Automobile dependence is
a global phenomenon in modern societies,
even for short trip distances.

Almost 50% of trips made in automobiles in Europe
cover distances less than five kilometres.

This despite the fact that commuting to work/ school by car
has been shown as positively associated with weight gain and obesity due to its contribution to a sedentary lifestyle.

Hence, the progressive substitution of private motor vehicles
to active forms of transport for everyday commuting
has become increasingly the focus of current urban transport and public health policies.

Commuting actively by bicycle provides
improvements in cardio-respiratory fitness
and decreases the incidence of cardiovascular risk factors
by intensifying the daily amount of cycling.

Public bicycle-sharing programs have been presented as
one means to address concerns of automobile dependency cultures due to their population-level promotion of regular physical activity.
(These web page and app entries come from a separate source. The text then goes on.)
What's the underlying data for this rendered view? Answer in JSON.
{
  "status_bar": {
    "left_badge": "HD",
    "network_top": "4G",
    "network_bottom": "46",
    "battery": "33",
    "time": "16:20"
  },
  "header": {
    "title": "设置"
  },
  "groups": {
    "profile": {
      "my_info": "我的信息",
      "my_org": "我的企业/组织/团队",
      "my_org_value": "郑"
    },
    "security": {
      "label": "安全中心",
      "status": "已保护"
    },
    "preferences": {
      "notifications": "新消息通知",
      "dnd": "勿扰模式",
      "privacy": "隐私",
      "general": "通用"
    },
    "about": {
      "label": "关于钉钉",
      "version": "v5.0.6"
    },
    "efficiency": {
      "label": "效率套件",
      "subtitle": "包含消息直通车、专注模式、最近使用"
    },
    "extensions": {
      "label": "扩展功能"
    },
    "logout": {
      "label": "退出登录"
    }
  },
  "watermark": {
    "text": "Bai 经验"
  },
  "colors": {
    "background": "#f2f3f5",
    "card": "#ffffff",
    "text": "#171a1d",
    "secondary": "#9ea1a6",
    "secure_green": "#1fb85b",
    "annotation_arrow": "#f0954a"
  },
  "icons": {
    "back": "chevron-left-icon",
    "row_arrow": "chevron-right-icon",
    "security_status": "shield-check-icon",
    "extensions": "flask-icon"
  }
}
Such systems can also reduce automobile use and ownership,
although in European cities vehicle trips replaced
by bicycle sharing may not exceed 10%.